The human gene SLC39A1 encodes the human zinc transporter hZIP1. It is ubiquitously expressed (Lioumi M et al, 1999) and mediates the influx of zinc into cells (Gaither LA and Eide DJ, 2001).
The human gene SLC39A2 encodes the zinc transporter hZIP2. It is expressed exclusively in prostate and uterine epithelial cells and mediates zinc transport into cells (Gaither LA and Eide DJ, 2000).
Normal prostate cells have the ability to accumulate high levels of zinc. In prostate cancer, hZIP1-3 transporters are down-regulated and the cells lose the ability to accumulate zinc. Zinc plays a role as a tumour-suppressing agent thus prostate cells can become cancerous. Silencing of the genes that express hZIP1-3 transporters is a required event for malignancy (Costello LC et al, 1999; Desouki MM et al, 2007).
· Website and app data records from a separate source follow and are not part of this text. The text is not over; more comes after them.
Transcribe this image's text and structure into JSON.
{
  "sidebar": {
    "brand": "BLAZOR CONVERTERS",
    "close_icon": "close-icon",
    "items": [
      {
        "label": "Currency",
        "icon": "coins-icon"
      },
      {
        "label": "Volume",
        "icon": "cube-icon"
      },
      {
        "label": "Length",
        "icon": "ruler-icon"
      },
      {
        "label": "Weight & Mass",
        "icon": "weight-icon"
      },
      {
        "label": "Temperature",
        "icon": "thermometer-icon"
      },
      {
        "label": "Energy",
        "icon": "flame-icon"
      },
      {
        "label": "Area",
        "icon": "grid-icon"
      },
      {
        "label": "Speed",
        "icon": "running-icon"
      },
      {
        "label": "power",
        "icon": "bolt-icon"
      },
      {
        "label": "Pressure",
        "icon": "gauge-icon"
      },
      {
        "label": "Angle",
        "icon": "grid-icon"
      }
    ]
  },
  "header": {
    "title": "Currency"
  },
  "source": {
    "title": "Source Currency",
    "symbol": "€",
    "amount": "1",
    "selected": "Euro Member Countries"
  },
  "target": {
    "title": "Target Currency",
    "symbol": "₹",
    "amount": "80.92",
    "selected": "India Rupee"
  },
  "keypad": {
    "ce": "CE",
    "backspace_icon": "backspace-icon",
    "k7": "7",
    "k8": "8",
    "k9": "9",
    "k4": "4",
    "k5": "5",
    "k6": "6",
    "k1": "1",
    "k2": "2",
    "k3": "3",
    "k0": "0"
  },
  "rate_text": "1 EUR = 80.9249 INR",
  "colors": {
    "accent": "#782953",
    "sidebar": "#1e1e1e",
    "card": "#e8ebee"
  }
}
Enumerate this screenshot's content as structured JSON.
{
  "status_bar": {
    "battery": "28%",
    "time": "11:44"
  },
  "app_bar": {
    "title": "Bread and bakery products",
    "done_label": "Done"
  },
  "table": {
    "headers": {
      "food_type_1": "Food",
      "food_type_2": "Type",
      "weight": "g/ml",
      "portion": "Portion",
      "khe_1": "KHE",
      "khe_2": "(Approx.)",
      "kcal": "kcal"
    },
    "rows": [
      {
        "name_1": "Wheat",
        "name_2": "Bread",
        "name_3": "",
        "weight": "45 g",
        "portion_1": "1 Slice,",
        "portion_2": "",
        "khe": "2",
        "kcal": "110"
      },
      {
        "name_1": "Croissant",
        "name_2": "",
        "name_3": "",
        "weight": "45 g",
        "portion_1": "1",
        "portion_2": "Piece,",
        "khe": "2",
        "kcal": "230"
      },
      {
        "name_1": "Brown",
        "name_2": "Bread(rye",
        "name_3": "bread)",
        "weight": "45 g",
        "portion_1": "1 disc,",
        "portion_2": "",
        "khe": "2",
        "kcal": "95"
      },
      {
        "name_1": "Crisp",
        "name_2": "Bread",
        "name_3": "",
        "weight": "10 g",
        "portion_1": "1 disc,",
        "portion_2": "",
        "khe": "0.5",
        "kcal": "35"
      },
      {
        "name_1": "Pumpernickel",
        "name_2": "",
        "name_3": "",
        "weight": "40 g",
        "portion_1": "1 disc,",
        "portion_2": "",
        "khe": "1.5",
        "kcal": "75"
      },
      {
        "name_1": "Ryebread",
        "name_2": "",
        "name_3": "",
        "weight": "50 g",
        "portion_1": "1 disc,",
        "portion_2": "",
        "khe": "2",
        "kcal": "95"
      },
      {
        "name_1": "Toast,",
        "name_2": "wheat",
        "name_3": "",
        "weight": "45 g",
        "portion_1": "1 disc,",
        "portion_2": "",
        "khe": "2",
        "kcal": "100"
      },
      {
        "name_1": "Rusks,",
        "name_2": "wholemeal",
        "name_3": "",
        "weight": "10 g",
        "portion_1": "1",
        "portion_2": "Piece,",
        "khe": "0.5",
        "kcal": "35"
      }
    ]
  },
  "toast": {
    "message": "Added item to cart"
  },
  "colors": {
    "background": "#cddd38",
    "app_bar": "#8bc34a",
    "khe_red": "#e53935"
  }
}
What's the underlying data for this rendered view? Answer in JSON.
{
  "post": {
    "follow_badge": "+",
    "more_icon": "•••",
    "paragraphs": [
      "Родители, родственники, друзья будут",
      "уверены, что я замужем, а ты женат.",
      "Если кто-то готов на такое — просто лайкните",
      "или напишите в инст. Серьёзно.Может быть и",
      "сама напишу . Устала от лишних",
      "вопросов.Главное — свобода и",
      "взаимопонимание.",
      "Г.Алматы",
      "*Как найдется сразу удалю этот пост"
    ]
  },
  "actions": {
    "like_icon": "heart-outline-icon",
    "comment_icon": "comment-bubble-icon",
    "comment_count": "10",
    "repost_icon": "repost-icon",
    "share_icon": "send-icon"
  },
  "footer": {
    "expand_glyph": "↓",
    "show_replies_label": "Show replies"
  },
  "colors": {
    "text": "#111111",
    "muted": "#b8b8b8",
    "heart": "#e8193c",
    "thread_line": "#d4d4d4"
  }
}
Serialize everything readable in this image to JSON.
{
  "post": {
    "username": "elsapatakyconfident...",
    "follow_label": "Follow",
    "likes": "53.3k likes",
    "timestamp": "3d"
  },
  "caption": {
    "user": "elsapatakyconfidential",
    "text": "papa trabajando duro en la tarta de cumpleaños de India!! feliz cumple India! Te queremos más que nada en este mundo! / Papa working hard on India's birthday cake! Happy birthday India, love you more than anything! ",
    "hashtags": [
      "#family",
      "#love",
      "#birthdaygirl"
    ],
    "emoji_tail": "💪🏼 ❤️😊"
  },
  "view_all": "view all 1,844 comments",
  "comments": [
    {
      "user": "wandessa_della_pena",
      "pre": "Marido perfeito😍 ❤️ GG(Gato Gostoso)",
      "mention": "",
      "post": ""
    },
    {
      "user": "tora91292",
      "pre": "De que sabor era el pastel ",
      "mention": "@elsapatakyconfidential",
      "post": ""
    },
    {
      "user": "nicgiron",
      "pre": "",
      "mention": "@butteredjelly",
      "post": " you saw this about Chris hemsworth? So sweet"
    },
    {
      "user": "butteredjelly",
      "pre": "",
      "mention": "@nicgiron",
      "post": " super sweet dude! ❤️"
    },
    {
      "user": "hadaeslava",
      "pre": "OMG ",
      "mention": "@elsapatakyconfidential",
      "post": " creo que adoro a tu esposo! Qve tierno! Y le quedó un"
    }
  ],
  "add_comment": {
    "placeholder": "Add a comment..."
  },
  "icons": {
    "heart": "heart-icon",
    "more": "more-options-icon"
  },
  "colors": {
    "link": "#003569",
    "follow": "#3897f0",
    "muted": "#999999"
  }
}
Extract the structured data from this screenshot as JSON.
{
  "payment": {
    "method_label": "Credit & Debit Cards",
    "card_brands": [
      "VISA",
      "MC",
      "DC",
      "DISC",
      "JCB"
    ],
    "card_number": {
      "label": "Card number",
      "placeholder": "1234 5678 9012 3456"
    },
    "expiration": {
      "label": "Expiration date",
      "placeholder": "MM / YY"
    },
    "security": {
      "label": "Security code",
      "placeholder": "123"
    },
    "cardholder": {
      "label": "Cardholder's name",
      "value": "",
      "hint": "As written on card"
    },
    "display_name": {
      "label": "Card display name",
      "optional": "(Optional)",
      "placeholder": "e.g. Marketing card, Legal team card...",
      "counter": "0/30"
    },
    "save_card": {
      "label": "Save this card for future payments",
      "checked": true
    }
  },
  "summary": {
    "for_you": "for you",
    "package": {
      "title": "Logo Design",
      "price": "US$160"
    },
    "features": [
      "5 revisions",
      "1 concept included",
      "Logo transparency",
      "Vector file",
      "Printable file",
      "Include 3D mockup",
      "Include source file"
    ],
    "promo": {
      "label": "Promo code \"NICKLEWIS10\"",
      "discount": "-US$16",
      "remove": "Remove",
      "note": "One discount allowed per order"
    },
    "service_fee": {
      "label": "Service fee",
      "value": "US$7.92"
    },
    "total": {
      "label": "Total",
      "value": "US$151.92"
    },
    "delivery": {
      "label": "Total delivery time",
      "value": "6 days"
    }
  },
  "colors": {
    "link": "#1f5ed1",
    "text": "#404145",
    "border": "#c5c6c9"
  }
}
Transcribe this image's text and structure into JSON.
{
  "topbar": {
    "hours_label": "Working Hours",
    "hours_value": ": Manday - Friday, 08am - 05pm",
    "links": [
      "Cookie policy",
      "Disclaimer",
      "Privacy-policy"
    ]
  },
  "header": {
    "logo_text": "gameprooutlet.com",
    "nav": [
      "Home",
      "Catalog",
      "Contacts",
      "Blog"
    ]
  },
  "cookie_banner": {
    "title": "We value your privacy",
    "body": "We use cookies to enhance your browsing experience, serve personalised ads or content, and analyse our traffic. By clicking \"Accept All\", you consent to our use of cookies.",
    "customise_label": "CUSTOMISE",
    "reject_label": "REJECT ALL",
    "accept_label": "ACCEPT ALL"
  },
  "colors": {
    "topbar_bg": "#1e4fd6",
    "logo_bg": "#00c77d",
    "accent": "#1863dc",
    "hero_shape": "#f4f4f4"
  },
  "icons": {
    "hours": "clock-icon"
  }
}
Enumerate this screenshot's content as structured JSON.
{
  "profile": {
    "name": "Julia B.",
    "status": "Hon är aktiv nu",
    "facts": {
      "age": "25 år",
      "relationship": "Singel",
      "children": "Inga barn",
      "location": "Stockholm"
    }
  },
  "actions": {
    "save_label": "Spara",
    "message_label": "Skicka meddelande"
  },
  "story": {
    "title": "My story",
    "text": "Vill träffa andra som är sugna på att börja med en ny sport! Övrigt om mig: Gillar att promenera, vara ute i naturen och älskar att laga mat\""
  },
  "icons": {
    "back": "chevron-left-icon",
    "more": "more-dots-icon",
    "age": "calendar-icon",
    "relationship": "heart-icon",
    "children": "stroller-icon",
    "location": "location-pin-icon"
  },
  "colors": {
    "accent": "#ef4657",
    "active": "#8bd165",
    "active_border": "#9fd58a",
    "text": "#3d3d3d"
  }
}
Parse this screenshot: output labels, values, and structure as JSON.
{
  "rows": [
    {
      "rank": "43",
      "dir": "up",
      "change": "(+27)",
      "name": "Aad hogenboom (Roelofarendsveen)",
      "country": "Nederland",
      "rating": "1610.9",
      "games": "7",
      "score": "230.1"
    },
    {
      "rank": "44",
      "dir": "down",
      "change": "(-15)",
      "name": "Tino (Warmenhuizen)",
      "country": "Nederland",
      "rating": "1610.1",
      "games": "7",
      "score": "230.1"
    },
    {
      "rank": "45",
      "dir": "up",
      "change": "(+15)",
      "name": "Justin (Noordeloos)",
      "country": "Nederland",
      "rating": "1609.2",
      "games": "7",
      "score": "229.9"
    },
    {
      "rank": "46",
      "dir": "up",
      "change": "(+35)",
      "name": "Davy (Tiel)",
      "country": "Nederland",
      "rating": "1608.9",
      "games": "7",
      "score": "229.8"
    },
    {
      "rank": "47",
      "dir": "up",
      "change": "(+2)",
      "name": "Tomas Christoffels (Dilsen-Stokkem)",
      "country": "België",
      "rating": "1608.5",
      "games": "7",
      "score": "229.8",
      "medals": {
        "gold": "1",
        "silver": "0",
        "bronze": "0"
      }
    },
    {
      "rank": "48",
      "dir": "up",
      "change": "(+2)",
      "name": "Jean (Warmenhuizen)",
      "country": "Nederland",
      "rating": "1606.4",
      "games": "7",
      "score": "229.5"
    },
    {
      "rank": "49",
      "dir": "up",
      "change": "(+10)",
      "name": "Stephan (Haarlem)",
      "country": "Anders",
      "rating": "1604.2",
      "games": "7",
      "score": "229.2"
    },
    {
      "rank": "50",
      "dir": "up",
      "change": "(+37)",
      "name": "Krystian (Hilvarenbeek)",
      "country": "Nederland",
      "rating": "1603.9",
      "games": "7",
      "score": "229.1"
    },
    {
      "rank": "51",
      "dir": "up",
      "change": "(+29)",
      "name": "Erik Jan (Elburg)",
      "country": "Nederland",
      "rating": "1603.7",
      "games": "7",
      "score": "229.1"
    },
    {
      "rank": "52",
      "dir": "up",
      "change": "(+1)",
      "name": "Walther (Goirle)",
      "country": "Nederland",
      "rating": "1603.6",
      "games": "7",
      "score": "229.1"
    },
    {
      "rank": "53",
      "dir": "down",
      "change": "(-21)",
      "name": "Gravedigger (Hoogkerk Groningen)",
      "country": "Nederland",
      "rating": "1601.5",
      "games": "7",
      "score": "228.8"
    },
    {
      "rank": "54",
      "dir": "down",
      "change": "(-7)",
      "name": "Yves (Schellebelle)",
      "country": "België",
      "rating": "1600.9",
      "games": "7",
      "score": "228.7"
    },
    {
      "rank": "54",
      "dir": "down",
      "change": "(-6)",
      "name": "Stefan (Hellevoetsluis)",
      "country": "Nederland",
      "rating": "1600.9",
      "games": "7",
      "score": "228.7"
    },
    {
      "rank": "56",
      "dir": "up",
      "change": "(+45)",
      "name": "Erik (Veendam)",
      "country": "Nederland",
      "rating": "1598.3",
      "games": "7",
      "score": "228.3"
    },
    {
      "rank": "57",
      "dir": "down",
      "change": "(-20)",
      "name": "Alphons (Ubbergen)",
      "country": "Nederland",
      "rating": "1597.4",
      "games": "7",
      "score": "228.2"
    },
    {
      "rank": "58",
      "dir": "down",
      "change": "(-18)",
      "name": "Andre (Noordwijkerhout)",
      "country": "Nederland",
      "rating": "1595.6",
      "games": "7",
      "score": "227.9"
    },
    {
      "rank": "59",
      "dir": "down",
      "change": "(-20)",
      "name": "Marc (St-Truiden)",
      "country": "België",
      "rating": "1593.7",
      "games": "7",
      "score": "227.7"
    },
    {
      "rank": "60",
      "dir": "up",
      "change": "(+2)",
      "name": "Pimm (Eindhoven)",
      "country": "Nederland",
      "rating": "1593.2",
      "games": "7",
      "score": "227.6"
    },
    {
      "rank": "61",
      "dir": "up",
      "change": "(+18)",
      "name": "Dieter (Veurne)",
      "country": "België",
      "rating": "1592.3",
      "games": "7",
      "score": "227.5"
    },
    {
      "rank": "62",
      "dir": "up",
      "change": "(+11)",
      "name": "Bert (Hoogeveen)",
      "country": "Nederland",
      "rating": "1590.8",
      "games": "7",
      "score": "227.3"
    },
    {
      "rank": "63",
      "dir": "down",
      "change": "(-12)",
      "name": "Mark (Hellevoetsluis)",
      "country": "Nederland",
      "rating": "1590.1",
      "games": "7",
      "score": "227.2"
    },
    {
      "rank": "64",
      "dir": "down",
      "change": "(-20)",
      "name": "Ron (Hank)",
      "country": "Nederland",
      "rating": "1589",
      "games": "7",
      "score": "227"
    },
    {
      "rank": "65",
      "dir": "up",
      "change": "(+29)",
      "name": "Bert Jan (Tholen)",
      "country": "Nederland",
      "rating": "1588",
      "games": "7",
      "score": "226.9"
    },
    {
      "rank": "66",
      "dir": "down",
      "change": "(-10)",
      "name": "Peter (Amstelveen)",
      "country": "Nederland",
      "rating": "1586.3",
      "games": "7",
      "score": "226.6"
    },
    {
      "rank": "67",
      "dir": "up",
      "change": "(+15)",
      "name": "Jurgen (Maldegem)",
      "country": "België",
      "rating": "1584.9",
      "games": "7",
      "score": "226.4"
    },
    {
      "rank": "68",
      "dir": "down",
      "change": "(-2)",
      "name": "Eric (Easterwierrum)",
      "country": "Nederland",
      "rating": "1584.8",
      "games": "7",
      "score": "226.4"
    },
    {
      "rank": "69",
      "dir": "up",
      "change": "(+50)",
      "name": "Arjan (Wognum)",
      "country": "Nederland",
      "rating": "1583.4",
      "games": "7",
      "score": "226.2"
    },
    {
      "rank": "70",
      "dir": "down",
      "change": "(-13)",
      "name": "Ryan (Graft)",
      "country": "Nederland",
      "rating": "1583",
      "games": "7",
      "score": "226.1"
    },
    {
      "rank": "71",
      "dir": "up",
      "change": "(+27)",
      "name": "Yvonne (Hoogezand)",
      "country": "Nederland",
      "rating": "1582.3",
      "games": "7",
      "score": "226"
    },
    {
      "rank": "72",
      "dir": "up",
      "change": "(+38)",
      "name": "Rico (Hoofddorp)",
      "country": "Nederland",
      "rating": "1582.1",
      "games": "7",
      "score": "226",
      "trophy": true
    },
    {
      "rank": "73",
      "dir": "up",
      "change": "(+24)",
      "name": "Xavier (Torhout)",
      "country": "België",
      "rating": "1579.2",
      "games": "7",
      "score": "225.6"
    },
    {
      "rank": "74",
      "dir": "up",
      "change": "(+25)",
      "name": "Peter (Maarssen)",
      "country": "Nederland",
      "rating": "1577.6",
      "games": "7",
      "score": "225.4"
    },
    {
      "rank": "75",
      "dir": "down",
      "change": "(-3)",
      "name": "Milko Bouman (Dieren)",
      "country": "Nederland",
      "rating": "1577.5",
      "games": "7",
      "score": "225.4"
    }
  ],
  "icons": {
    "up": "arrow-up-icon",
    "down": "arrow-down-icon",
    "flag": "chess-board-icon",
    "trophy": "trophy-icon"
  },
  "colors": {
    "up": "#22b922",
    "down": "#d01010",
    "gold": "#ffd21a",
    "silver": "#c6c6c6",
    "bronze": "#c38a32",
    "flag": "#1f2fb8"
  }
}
The human gene SLC39A4 encodes the zinc transporter hZIP4 (Kury S et al, 2002). The role of zinc in tumour progression is complicated and, subsequently, so are the role of ZIP transporters. For example, ZIP4 can actually enhance cancer progression (Li M et al, 2007; Li M et al, 2009). Defects in SLC39A4 result in the inherited condition acrodermatitis enteropathica (AE) results from defective absorption of dietary zinc from the duodenum and jejunum. Clinical features include growth retardation, immune system dysfunction, severe dermatitis and mental disorders (Wang K et al, 2002).